* [Prompt]:
The required output is every entry, printed exactly as written.
------ Input material ------
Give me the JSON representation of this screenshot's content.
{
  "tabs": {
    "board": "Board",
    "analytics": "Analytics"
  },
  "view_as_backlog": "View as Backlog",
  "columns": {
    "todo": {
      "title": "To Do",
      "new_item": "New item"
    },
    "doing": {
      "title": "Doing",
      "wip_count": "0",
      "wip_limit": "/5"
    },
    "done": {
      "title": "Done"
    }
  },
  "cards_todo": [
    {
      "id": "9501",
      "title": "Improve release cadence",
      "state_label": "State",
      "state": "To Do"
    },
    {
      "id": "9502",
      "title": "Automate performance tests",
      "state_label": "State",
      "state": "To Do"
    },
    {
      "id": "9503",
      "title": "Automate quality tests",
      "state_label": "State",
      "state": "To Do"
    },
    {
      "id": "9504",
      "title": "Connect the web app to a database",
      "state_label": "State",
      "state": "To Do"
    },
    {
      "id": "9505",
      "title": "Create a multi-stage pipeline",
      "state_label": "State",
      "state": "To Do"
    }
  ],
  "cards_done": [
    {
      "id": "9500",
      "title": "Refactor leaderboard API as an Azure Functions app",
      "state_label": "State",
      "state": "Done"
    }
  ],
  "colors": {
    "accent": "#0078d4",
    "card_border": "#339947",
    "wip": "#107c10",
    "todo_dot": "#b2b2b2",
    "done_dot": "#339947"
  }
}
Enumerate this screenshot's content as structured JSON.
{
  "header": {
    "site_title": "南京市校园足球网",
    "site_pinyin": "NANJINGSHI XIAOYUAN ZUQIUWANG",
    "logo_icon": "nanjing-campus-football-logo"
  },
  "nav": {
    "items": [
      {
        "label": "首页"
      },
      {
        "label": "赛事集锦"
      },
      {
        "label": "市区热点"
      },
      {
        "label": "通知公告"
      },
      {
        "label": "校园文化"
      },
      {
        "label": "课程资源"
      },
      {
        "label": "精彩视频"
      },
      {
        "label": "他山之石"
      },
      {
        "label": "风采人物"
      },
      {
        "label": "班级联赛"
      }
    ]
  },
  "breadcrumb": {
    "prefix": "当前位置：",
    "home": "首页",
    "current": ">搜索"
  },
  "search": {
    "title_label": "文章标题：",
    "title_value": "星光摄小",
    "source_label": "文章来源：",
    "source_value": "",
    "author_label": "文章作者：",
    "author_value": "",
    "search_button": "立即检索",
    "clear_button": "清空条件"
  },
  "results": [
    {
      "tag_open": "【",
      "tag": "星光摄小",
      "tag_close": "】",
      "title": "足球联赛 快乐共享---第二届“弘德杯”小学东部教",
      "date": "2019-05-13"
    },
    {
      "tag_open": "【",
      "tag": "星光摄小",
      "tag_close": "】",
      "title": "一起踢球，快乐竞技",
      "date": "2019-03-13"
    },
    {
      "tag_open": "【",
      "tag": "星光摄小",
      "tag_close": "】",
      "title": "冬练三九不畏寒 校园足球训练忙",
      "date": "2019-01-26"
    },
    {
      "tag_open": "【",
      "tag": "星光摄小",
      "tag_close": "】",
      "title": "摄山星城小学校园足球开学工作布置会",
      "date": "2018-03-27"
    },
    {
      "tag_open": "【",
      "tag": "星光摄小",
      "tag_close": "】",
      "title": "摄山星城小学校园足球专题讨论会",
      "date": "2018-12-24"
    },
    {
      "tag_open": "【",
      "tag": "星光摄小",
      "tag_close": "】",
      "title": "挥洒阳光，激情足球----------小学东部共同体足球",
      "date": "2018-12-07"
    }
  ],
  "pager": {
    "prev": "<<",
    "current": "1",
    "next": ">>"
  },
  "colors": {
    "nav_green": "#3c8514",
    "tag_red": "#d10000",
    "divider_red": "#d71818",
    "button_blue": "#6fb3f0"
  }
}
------
* [Answer to this exercise]:
Give me the JSON representation of this screenshot's content.
{
  "tabs": {
    "board": "Board",
    "analytics": "Analytics"
  },
  "view_as_backlog": "View as Backlog",
  "columns": {
    "todo": {
      "title": "To Do",
      "new_item": "New item"
    },
    "doing": {
      "title": "Doing",
      "wip_count": "0",
      "wip_limit": "/5"
    },
    "done": {
      "title": "Done"
    }
  },
  "cards_todo": [
    {
      "id": "9501",
      "title": "Improve release cadence",
      "state_label": "State",
      "state": "To Do"
    },
    {
      "id": "9502",
      "title": "Automate performance tests",
      "state_label": "State",
      "state": "To Do"
    },
    {
      "id": "9503",
      "title": "Automate quality tests",
      "state_label": "State",
      "state": "To Do"
    },
    {
      "id": "9504",
      "title": "Connect the web app to a database",
      "state_label": "State",
      "state": "To Do"
    },
    {
      "id": "9505",
      "title": "Create a multi-stage pipeline",
      "state_label": "State",
      "state": "To Do"
    }
  ],
  "cards_done": [
    {
      "id": "9500",
      "title": "Refactor leaderboard API as an Azure Functions app",
      "state_label": "State",
      "state": "Done"
    }
  ],
  "colors": {
    "accent": "#0078d4",
    "card_border": "#339947",
    "wip": "#107c10",
    "todo_dot": "#b2b2b2",
    "done_dot": "#339947"
  }
}
Enumerate this screenshot's content as structured JSON.
{
  "header": {
    "site_title": "南京市校园足球网",
    "site_pinyin": "NANJINGSHI XIAOYUAN ZUQIUWANG",
    "logo_icon": "nanjing-campus-football-logo"
  },
  "nav": {
    "items": [
      {
        "label": "首页"
      },
      {
        "label": "赛事集锦"
      },
      {
        "label": "市区热点"
      },
      {
        "label": "通知公告"
      },
      {
        "label": "校园文化"
      },
      {
        "label": "课程资源"
      },
      {
        "label": "精彩视频"
      },
      {
        "label": "他山之石"
      },
      {
        "label": "风采人物"
      },
      {
        "label": "班级联赛"
      }
    ]
  },
  "breadcrumb": {
    "prefix": "当前位置：",
    "home": "首页",
    "current": ">搜索"
  },
  "search": {
    "title_label": "文章标题：",
    "title_value": "星光摄小",
    "source_label": "文章来源：",
    "source_value": "",
    "author_label": "文章作者：",
    "author_value": "",
    "search_button": "立即检索",
    "clear_button": "清空条件"
  },
  "results": [
    {
      "tag_open": "【",
      "tag": "星光摄小",
      "tag_close": "】",
      "title": "足球联赛 快乐共享---第二届“弘德杯”小学东部教",
      "date": "2019-05-13"
    },
    {
      "tag_open": "【",
      "tag": "星光摄小",
      "tag_close": "】",
      "title": "一起踢球，快乐竞技",
      "date": "2019-03-13"
    },
    {
      "tag_open": "【",
      "tag": "星光摄小",
      "tag_close": "】",
      "title": "冬练三九不畏寒 校园足球训练忙",
      "date": "2019-01-26"
    },
    {
      "tag_open": "【",
      "tag": "星光摄小",
      "tag_close": "】",
      "title": "摄山星城小学校园足球开学工作布置会",
      "date": "2018-03-27"
    },
    {
      "tag_open": "【",
      "tag": "星光摄小",
      "tag_close": "】",
      "title": "摄山星城小学校园足球专题讨论会",
      "date": "2018-12-24"
    },
    {
      "tag_open": "【",
      "tag": "星光摄小",
      "tag_close": "】",
      "title": "挥洒阳光，激情足球----------小学东部共同体足球",
      "date": "2018-12-07"
    }
  ],
  "pager": {
    "prev": "<<",
    "current": "1",
    "next": ">>"
  },
  "colors": {
    "nav_green": "#3c8514",
    "tag_red": "#d10000",
    "divider_red": "#d71818",
    "button_blue": "#6fb3f0"
  }
}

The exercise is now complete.